- It's a total distraction. It's a made-up term. A lender will often tell you what an APR rate is along with the interest rate to get you to take into account the fees that go along with closing and paying your loan (such as PMI, home owners insurance, taxes, etc.) IF YOU DO NOT KNOW THE INTEREST RATE, you are making a mistake. The interest rate is the only thing that cannot change. Everything else can change. Even if you have PMI, it will eventually disappear. Even if you have homeowners, that's a fixed cost that you pay for the rest of your life. A loan is not supposed to last your entire life, and if you're expecting it to last your entire life, then you are buying a home for all the wrong reasons and should stop now. Using an APR in anyway to decide on a lender is a mistake.
- Lesson #6: Pit the lenders against each other to the death:
- You should not be afraid of this. YOU SHOULD NOT BE AFRAID OF THIS. There are two kinds of lenders: commission-based and commission-free. (Both of types have to make money *somehow*, right?). What this means is that lenders that do not work on commission charge origination fees to pay their loan officers. If the Lender does not charge an origination fee, then they are in it for themselves via commission. You'll never be able to get a great interest rate if you're dealing with a non-commissioned lender that simply charges origination fees. Thus, if you can't talk to a commission-based Lender like a Vulcan master, then just hand the task to your spouse and shut up. Be quiet. Don't open your mouth. Lenders will push you and push you hard. You should be pushing back. I've worked with a Lender for an entire day trying to get a quote then only to lock in with another Lender at the last minute. That is NOT a problem. Why? Because the Lenders are in it for themselves - otherwise they don't get paid. Just because the Lender said heart-filled words and addresses you nicely doesn't mean they're not in it for themselves. They are. If neither you or your spouse can detach yourselves from the process of pitting lenders against each other, then just find yourself a nice, rosy national bank or credit union, pay the origination fee and the higher interest rate and be done with your loan. Don't enter the kitchen if you can't stand the heat.

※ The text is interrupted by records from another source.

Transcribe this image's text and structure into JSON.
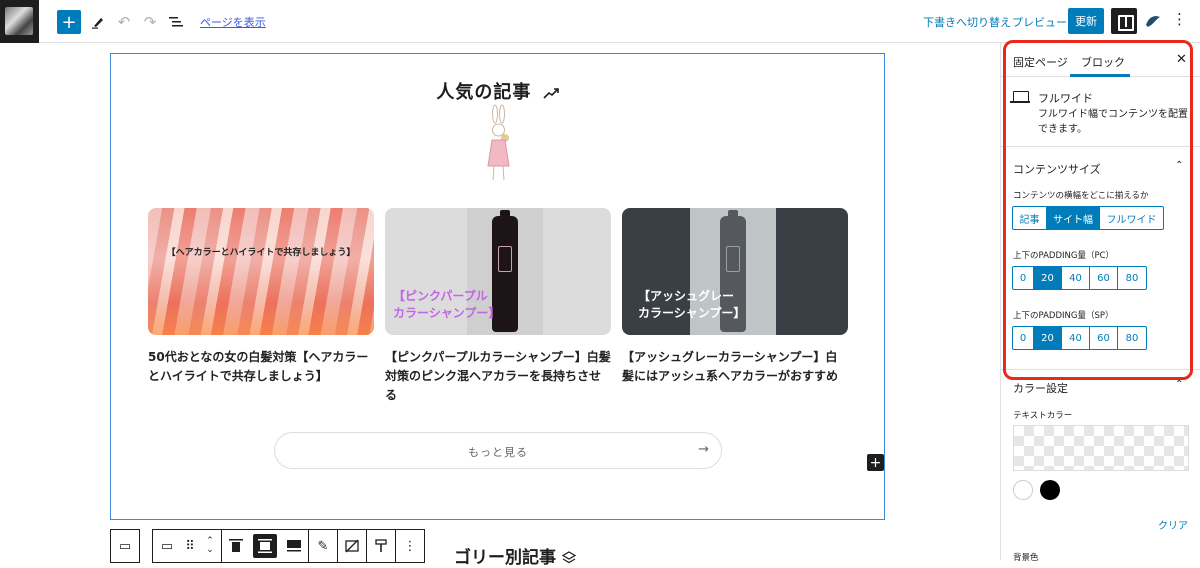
{
  "topbar": {
    "add_label": "+",
    "view_page": "ページを表示",
    "switch_to_draft": "下書きへ切り替え",
    "preview": "プレビュー",
    "update": "更新"
  },
  "editor": {
    "section_title": "人気の記事",
    "posts": [
      {
        "thumb_caption": "【ヘアカラーとハイライトで共存しましょう】",
        "title": "50代おとなの女の白髪対策【ヘアカラーとハイライトで共存しましょう】"
      },
      {
        "thumb_caption_line1": "【ピンクパープル",
        "thumb_caption_line2": "カラーシャンプー】",
        "title": "【ピンクパープルカラーシャンプー】白髪対策のピンク混ヘアカラーを長持ちさせる"
      },
      {
        "thumb_caption_line1": "【アッシュグレー",
        "thumb_caption_line2": "カラーシャンプー】",
        "title": "【アッシュグレーカラーシャンプー】白髪にはアッシュ系ヘアカラーがおすすめ"
      }
    ],
    "more_button": "もっと見る",
    "more_arrow": "→",
    "next_section_partial": "ゴリー別記事"
  },
  "sidebar": {
    "tabs": [
      "固定ページ",
      "ブロック"
    ],
    "block_name": "フルワイド",
    "block_description": "フルワイド幅でコンテンツを配置できます。",
    "content_size": {
      "heading": "コンテンツサイズ",
      "width_label": "コンテンツの横幅をどこに揃えるか",
      "width_options": [
        "記事",
        "サイト幅",
        "フルワイド"
      ],
      "width_selected": "サイト幅",
      "padding_pc_label": "上下のPADDING量（PC）",
      "padding_sp_label": "上下のPADDING量（SP）",
      "padding_options": [
        "0",
        "20",
        "40",
        "60",
        "80"
      ],
      "padding_pc_selected": "20",
      "padding_sp_selected": "20"
    },
    "color_settings": {
      "heading": "カラー設定",
      "text_color_label": "テキストカラー",
      "clear": "クリア",
      "background_label": "背景色"
    }
  },
  "colors": {
    "accent": "#007cba",
    "highlight": "#e8291c",
    "pink_caption": "#c564e6"
  }
}
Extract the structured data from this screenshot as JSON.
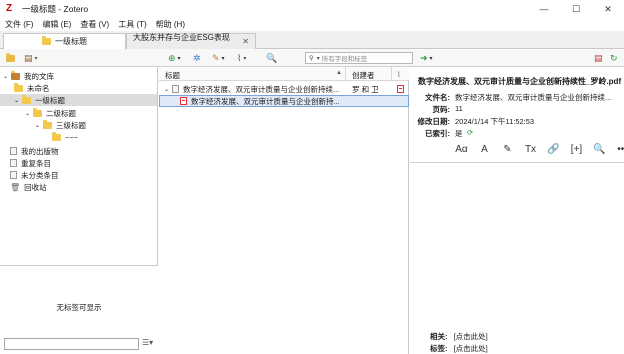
{
  "window": {
    "title": "一级标题 - Zotero",
    "controls": [
      "—",
      "☐",
      "✕"
    ]
  },
  "menu": [
    "文件 (F)",
    "编辑 (E)",
    "查看 (V)",
    "工具 (T)",
    "帮助 (H)"
  ],
  "tabs": [
    {
      "label": "一级标题"
    },
    {
      "label": "大股东并存与企业ESG表现 ...",
      "close": "✕"
    }
  ],
  "toolbar": {
    "search_placeholder": "所有字段和标签"
  },
  "collections": [
    {
      "label": "我的文库",
      "level": 0,
      "expanded": true
    },
    {
      "label": "未命名",
      "level": 1
    },
    {
      "label": "一级标题",
      "level": 1,
      "expanded": true,
      "selected": true
    },
    {
      "label": "二级标题",
      "level": 2,
      "expanded": true
    },
    {
      "label": "三级标题",
      "level": 3,
      "expanded": true
    },
    {
      "label": "~~~",
      "level": 4
    },
    {
      "label": "我的出版物",
      "level": 0
    },
    {
      "label": "重复条目",
      "level": 0
    },
    {
      "label": "未分类条目",
      "level": 0
    },
    {
      "label": "回收站",
      "level": 0
    }
  ],
  "tag_pane": {
    "empty_text": "无标签可显示"
  },
  "items": {
    "columns": {
      "title": "标题",
      "creator": "创建者"
    },
    "rows": [
      {
        "title": "数字经济发展、双元审计质量与企业创新持续...",
        "creator": "罗 和 卫"
      },
      {
        "title": "数字经济发展、双元审计质量与企业创新持...",
        "creator": ""
      }
    ]
  },
  "item_pane": {
    "title": "数字经济发展、双元审计质量与企业创新持续性_罗岭.pdf",
    "fields": [
      {
        "label": "文件名:",
        "value": "数字经济发展、双元审计质量与企业创新持续..."
      },
      {
        "label": "页码:",
        "value": "11"
      },
      {
        "label": "修改日期:",
        "value": "2024/1/14 下午11:52:53"
      },
      {
        "label": "已索引:",
        "value": "是"
      }
    ],
    "formatting_icons": [
      "Aα",
      "A",
      "✎",
      "Tx",
      "🔗",
      "[+]",
      "🔍",
      "•••"
    ],
    "related": {
      "label": "相关:",
      "value": "[点击此处]"
    },
    "tags": {
      "label": "标签:",
      "value": "[点击此处]"
    }
  }
}
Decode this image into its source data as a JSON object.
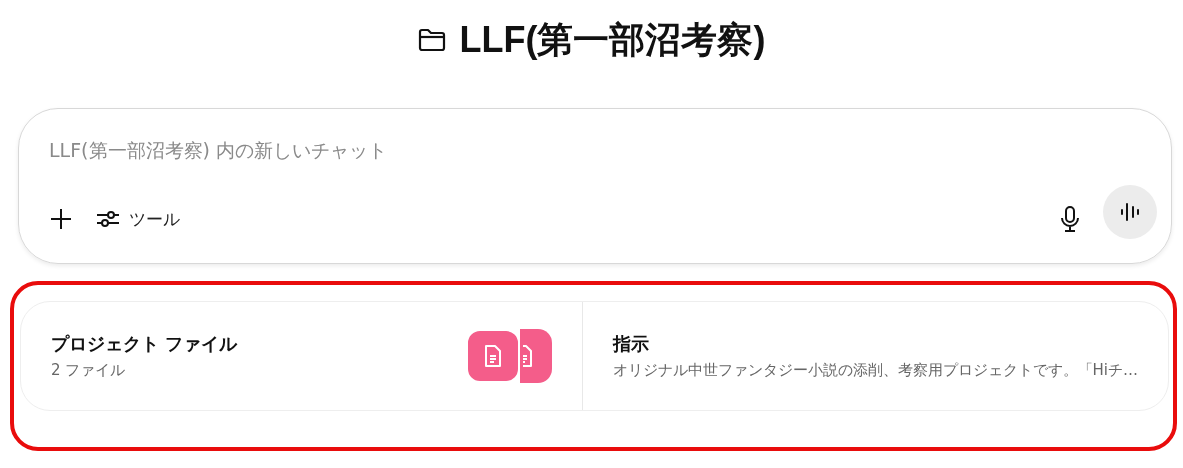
{
  "project": {
    "title": "LLF(第一部沼考察)"
  },
  "composer": {
    "placeholder": "LLF(第一部沼考察) 内の新しいチャット",
    "tools_label": "ツール"
  },
  "panels": {
    "highlighted": true,
    "files": {
      "title": "プロジェクト ファイル",
      "count": "2 ファイル",
      "color": "#f45d8a"
    },
    "instructions": {
      "title": "指示",
      "text": "オリジナル中世ファンタジー小説の添削、考察用プロジェクトです。「Hiチ…"
    }
  }
}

- Lesson #7: Skipping PMI can both help or hurt you depending on the size of the loan:
- Don't be fooled into the fact that PMI is just insurance. It's profit for the lender. PMI rates vary widely because profit is rolled into the rate, even if you have the same credit profile. This last point is really counter-intuitive. If you have the money to pay 20% down and avoid PMI, why wouldn't you do it, right? Well, NOT doing it has to do with the size of the loan. The lender has an automatic system in front of them which indicates to investors and the lender how much money in interest they are going to expect to make from you over the long term. It's a fixed, break-even point that they see automatically on their end, depending on when you're expecting to pay down your loan fast enough such that PMI drops off the loan. If your down payment is too large, then the interest will go UP because they won't be able to charge you PMI. If your interest rate is too low, then they charge PMI and use part of the PMI to make up the lost revenue on the loan that would have been covered by the larger interest rate. ALWAYS GO WITH THE SMALLER INTEREST RATE, even if you start your loan with PMI. Why? Because you can always just fire off a huge payment a few months later into the loan and zap the PMI from your mortgage. Poof, gone. No more PMI and you just got the interest rate that you wanted. Just be careful: Make sure you've paid the principal down to at least 78% (not just 80%), because the mortgage servicing company that manages your loan payments later is legally obligated to cancel your PMI once it reaches 78%, regardless whether or not you the lender gave you the initial 20% option to avoid PMI when the loan started. Always start with PMI if it gives you a better rate and then pay down the loan immediately after the loan starts. If you don't know what the break even point is, then ASK the lender to tell you what is. They will be surprised that you ask but should not have a problem answering the question.
So, you finished your inspection, negotiation, and mortgage ----- go to closing!
And enjoy the house =)